NEWRY — If voters in March approve money to rebuild a section of Sunday River Road, construction would likely happen next summer, town officials and residents learned at Tuesday night’s public hearing.

The project is estimated to cost between $300,000 and $320,000.

Engineer Joe Aloisio’s concept design is for 1,200 feet near the Nordic Knoll subdivision and Letter S swimming hole.

The plan includes eliminating the hill and providing a few hundred feet of parking along the right side of the road away from the river for the popular site.

“If we cut the hill that’s in that road — the rise — out, we would be able to develop a road that’s 9.9 percent (grade), and there was a desire to have it less than 10 percent,” Aloisio said.

“It would be helpful to raise the bottom of the road, but we will not be able to do that because of its proximity to the river by raising and widening it and pushing it into the river, and that’s not acceptable. So we’ll end up moving quite a bit of material.”

He said they need to not change the top of the road because of the entrance of Nordic Knoll. People there want it left at its current elevation because of the steepness of Nordic Knoll itself. He said they didn’t want that made any worse by lowering Sunday River Road.

“So, with those two kind of fixed points, we have a virtual straight line between them at 9.9 percent,” Aloisio said.

Currently, the grade going up the hill is about 15 percent in the first rise.

He is proposing an 18-foot-wide travel way with unpaved shoulders 2 feet wide.
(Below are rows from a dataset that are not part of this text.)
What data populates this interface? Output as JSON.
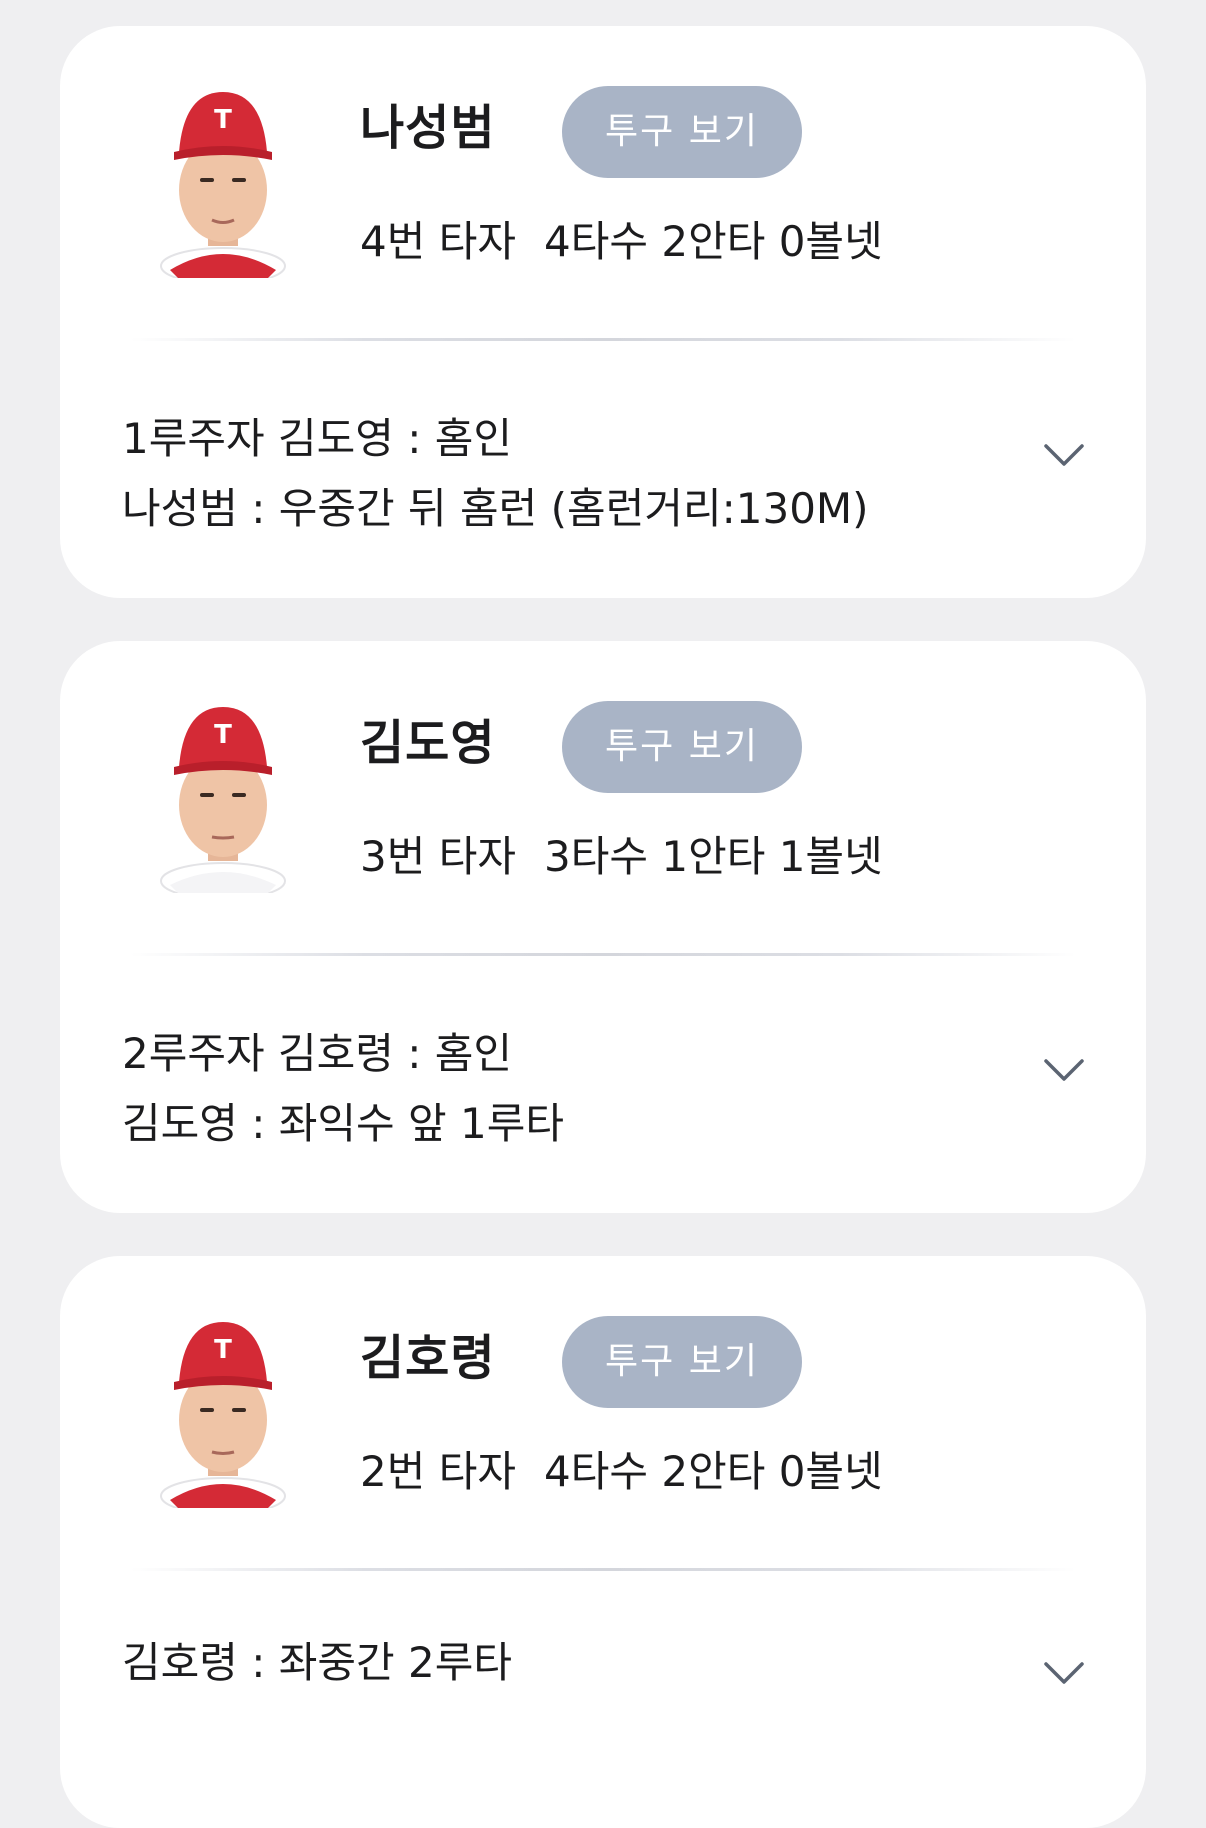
{
  "accent": {
    "button_bg": "#a9b4c6",
    "card_bg": "#ffffff",
    "page_bg": "#efeff1",
    "cap_red": "#d42a36"
  },
  "players": [
    {
      "name": "나성범",
      "button_label": "투구 보기",
      "batting_order": "4번 타자",
      "line": "4타수 2안타 0볼넷",
      "plays": [
        "1루주자 김도영 : 홈인",
        "나성범 : 우중간 뒤 홈런 (홈런거리:130M)"
      ],
      "expand_icon": "chevron-down-icon"
    },
    {
      "name": "김도영",
      "button_label": "투구 보기",
      "batting_order": "3번 타자",
      "line": "3타수 1안타 1볼넷",
      "plays": [
        "2루주자 김호령 : 홈인",
        "김도영 : 좌익수 앞 1루타"
      ],
      "expand_icon": "chevron-down-icon"
    },
    {
      "name": "김호령",
      "button_label": "투구 보기",
      "batting_order": "2번 타자",
      "line": "4타수 2안타 0볼넷",
      "plays": [
        "김호령 : 좌중간 2루타"
      ],
      "expand_icon": "chevron-down-icon"
    }
  ]
}
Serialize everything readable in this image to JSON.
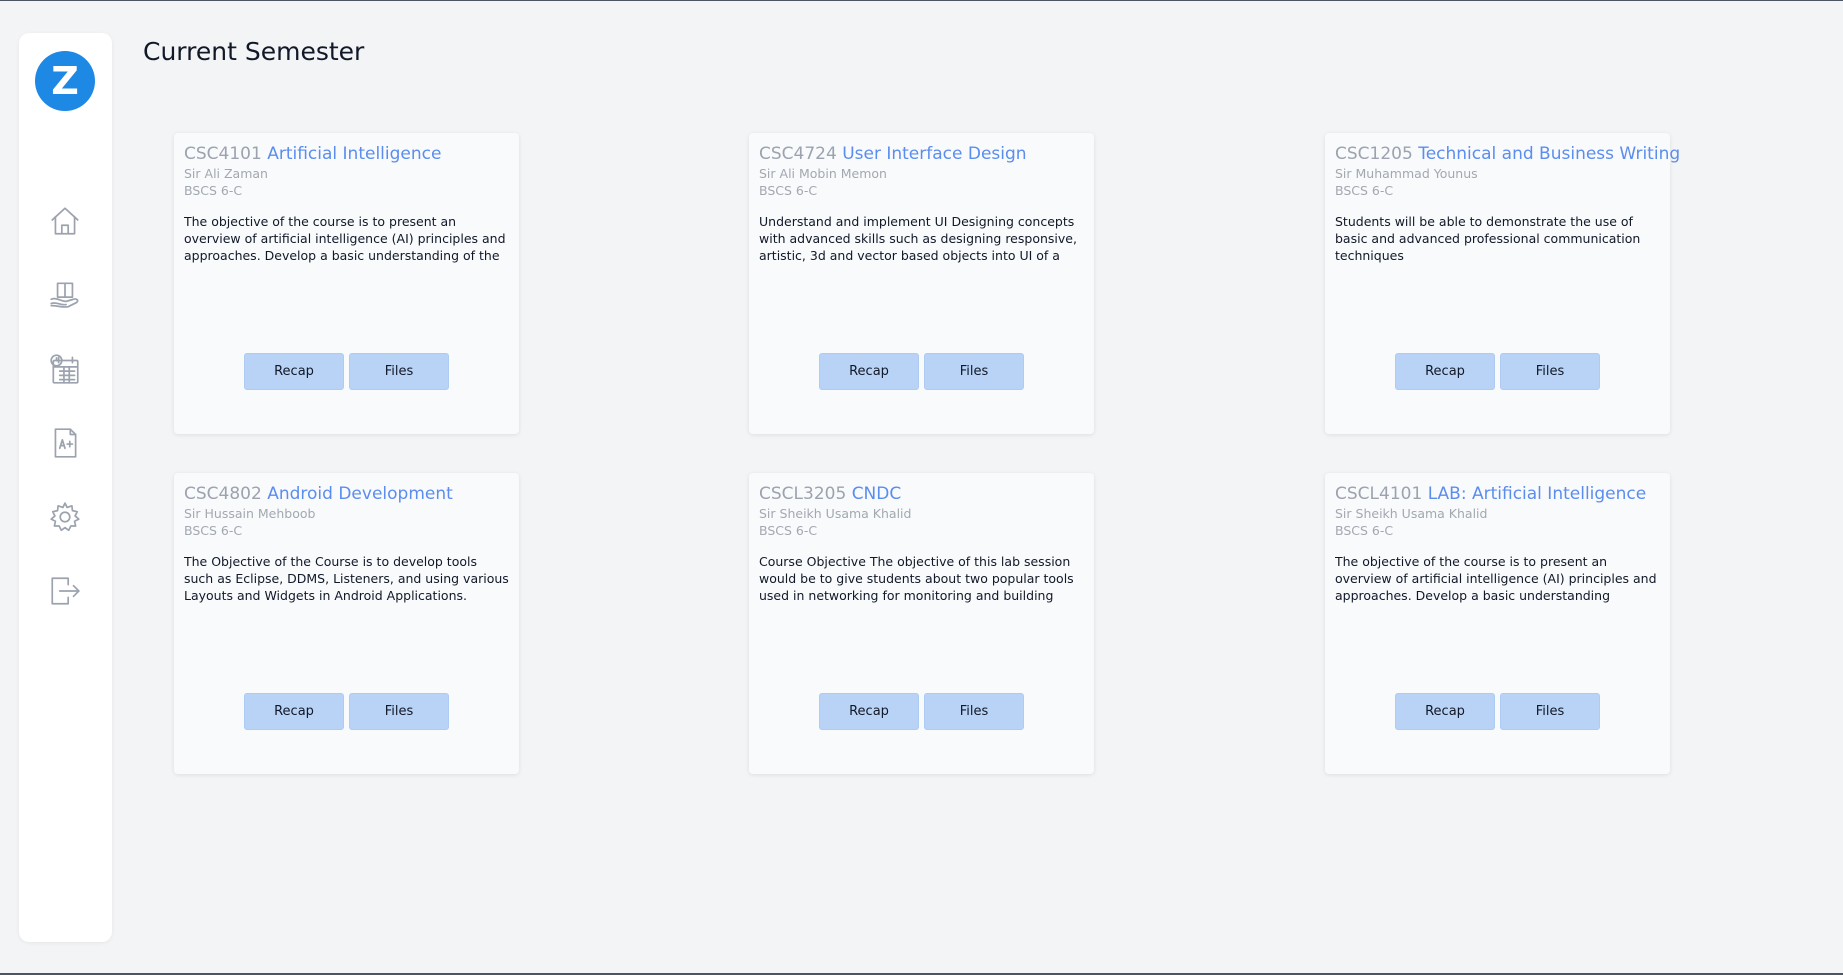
{
  "app": {
    "logo_letter": "Z",
    "accent": "#1e88e5"
  },
  "page": {
    "title": "Current Semester"
  },
  "sidebar": {
    "items": [
      {
        "icon": "home-icon"
      },
      {
        "icon": "book-hand-icon"
      },
      {
        "icon": "calendar-clock-icon"
      },
      {
        "icon": "grade-document-icon"
      },
      {
        "icon": "gear-icon"
      },
      {
        "icon": "logout-icon"
      }
    ]
  },
  "courses": [
    {
      "code": "CSC4101",
      "name": "Artificial Intelligence",
      "teacher": "Sir Ali Zaman",
      "section": "BSCS 6-C",
      "description": "The objective of the course is to present an overview of artificial intelligence (AI) principles and approaches. Develop a basic understanding of the building blocks",
      "recap_label": "Recap",
      "files_label": "Files"
    },
    {
      "code": "CSC4724",
      "name": "User Interface Design",
      "teacher": "Sir Ali Mobin Memon",
      "section": "BSCS 6-C",
      "description": "Understand and implement UI Designing concepts with advanced skills such as designing responsive, artistic, 3d and vector based objects into UI of a web application.",
      "recap_label": "Recap",
      "files_label": "Files"
    },
    {
      "code": "CSC1205",
      "name": "Technical and Business Writing",
      "teacher": "Sir Muhammad Younus",
      "section": "BSCS 6-C",
      "description": "Students will be able to demonstrate the use of basic and advanced professional communication techniques",
      "recap_label": "Recap",
      "files_label": "Files"
    },
    {
      "code": "CSC4802",
      "name": "Android Development",
      "teacher": "Sir Hussain Mehboob",
      "section": "BSCS 6-C",
      "description": "The Objective of the Course is to develop tools such as Eclipse, DDMS, Listeners, and using various Layouts and Widgets in Android Applications.",
      "recap_label": "Recap",
      "files_label": "Files"
    },
    {
      "code": "CSCL3205",
      "name": "CNDC",
      "teacher": "Sir Sheikh Usama Khalid",
      "section": "BSCS 6-C",
      "description": "Course Objective The objective of this lab session would be to give students about two popular tools used in networking for monitoring and building different",
      "recap_label": "Recap",
      "files_label": "Files"
    },
    {
      "code": "CSCL4101",
      "name": "LAB: Artificial Intelligence",
      "teacher": "Sir Sheikh Usama Khalid",
      "section": "BSCS 6-C",
      "description": "The objective of the course is to present an overview of artificial intelligence (AI) principles and approaches. Develop a basic understanding",
      "recap_label": "Recap",
      "files_label": "Files"
    }
  ]
}
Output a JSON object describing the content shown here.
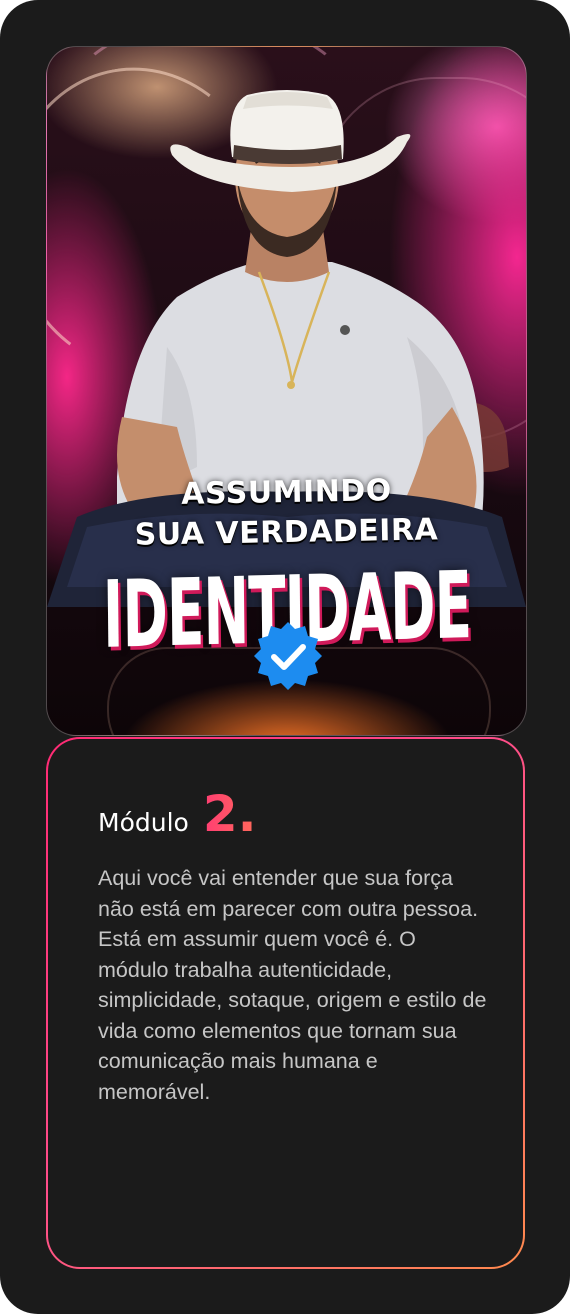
{
  "cover": {
    "title_line1": "ASSUMINDO",
    "title_line2": "SUA VERDADEIRA",
    "title_big": "IDENTIDADE",
    "badge_icon": "verified-check-icon",
    "accent_colors": [
      "#ff2a8a",
      "#ff7a2a"
    ]
  },
  "module": {
    "label": "Módulo",
    "number": "2.",
    "number_color": "#ff4d72",
    "description": "Aqui você vai entender que sua força não está em parecer com outra pessoa. Está em assumir quem você é. O módulo trabalha autenticidade, simplicidade, sotaque, origem e estilo de vida como elementos que tornam sua comunicação mais humana e memorável."
  }
}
Down at the Letter S area, the plan is to widen the pavement on the right side by 8 feet for about 200 feet to allow for parking on that side of the road.

“I’m hoping that we’ll be able to have the crown of the road, such that it is, right in that area, crowned away from the river and into the ditch that will be graded on that right side of the road to help with the winter sand going into the ditch where it can at least be swept up and prevented from going directly into the river,” Aloisio said.

Additionally, he recommended that Newry replace the Eames Brook culvert, which is deteriorating. There are a number of gaps in some of the joints and the ribbing is crushed at both ends, he said.

“This will be a great time to replace that culvert, because the pavement will be removed,” Aloisio said.

Selectman Brooks Morton asked Aloisio about the longevity of a steel culvert versus a concrete box culvert, and costs.

Aloisio said the box culvert would last longer but cost more.

“Forty years for a box culvert is not unheard of, but steel culverts are 20 years,” Aloisio said.

He said he needed to do more research, but is assuming that a round as opposed to an elliptical culvert would be better.

Answering another question, Aloisio said the new project will start from where the last one ended, where there is a break in the pavement. It will go from there up to Nordic Knoll.

The parking area will go 200 feet back from the Eames Brook culvert.

When asked why the town wants to reconstruct 1,200 feet of Sunday River Road there, Aloisio said the road “is quite deteriorated.”

Additionally, he said that in the winter, it’s very difficult to keep the road clear of snow “and therefore, safe to drive,” beacuse of the deteriorated pavement.

“This would lessen the grade, and therefore, make it easier,” he said.

Aloisio estimated the reconstruction work, which includes excavating a rough estimate of 5,000 yards of material, to take a month. Traffic would only be allowed during weekends so work is not hampered.

Aloisio suggested that loggers should avoid moving wood while the road is being rebuilt. He also suggested not paving it right away to reduce the costs of pavement and to allow traffic to further compact the road.

A pullout beside the road will be removed, because the road will be lowered eight feet. Due to the steepness of the road, riprap will be used to line new ditches while crushed stone and pipes will be placed under the road to allow for groundwater flow.

[email protected]

Only subscribers are eligible to post comments. Please subscribe or to participate in the conversation. Here’s why.

Use the form below to reset your password. When you've submitted your account email, we will send an email with a reset code.

filed under: